**WHAT THE TASK ASKS**
Return all lines from the listing below in which the string "account" occurs.

**RECORD EXTRACTS**
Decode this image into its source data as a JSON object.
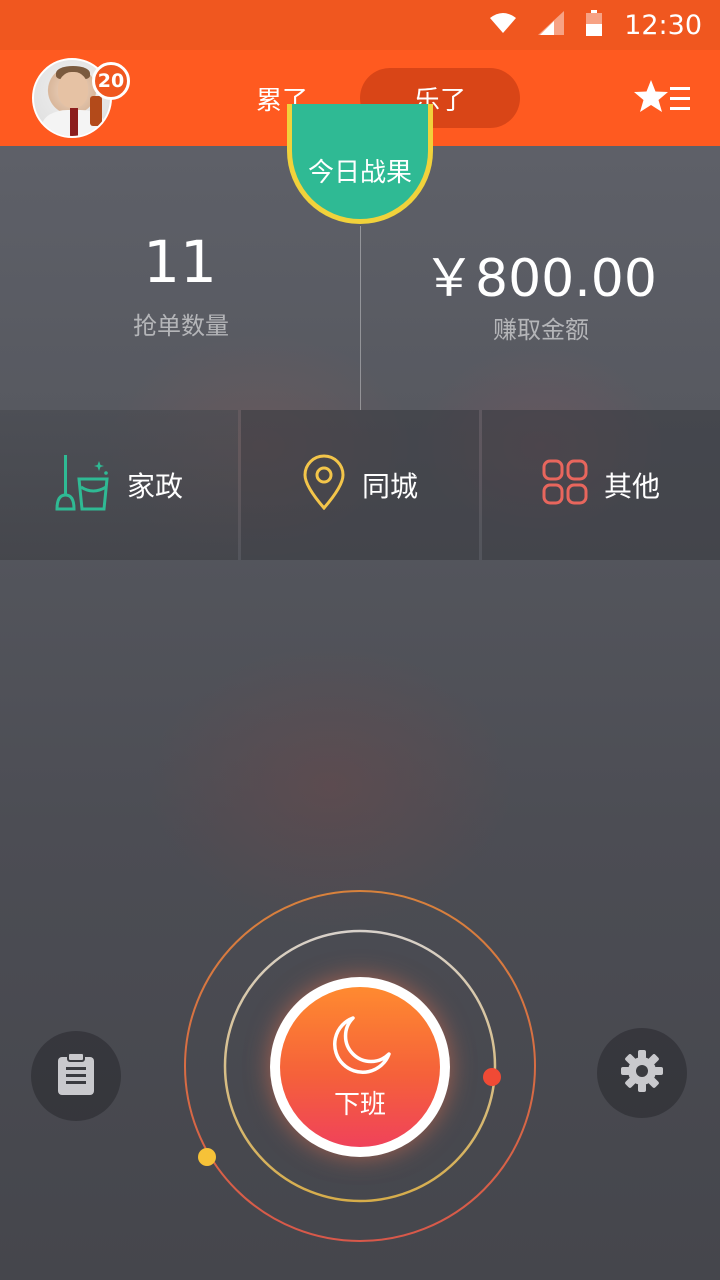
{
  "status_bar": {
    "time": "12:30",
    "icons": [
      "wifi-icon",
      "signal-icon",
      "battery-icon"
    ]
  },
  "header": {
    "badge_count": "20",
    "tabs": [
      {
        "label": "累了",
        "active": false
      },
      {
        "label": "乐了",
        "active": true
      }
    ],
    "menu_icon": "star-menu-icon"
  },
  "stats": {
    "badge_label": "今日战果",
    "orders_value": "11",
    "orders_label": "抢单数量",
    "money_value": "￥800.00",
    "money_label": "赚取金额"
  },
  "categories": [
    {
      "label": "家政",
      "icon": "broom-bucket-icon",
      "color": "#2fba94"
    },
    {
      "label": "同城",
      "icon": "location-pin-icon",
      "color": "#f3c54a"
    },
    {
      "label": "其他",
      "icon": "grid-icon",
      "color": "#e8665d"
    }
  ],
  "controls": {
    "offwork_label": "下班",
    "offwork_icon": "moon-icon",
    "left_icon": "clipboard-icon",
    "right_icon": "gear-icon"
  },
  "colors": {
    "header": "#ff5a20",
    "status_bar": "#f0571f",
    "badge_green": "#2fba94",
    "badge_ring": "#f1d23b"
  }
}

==

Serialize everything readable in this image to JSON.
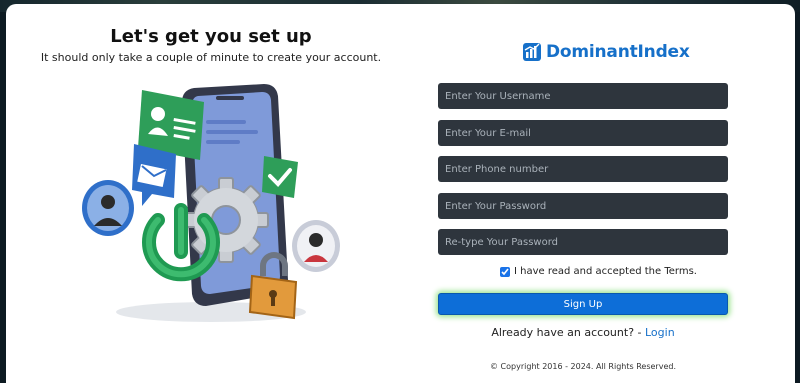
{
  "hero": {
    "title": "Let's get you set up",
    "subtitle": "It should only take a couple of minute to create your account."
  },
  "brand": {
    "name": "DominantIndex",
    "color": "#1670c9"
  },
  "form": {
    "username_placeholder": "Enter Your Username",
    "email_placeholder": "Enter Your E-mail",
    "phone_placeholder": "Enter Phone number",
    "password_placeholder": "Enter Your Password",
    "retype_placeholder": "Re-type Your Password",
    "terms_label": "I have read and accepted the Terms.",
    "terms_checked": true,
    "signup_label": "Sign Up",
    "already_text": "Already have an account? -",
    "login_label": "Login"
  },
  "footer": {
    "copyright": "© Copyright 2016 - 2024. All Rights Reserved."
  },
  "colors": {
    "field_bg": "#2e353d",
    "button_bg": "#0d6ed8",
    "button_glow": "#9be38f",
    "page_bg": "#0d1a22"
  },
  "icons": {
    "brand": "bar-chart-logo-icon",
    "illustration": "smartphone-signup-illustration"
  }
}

**YOUR SOLUTION**
    "subtitle": "It should only take a couple of minute to create your account."
    "already_text": "Already have an account? -",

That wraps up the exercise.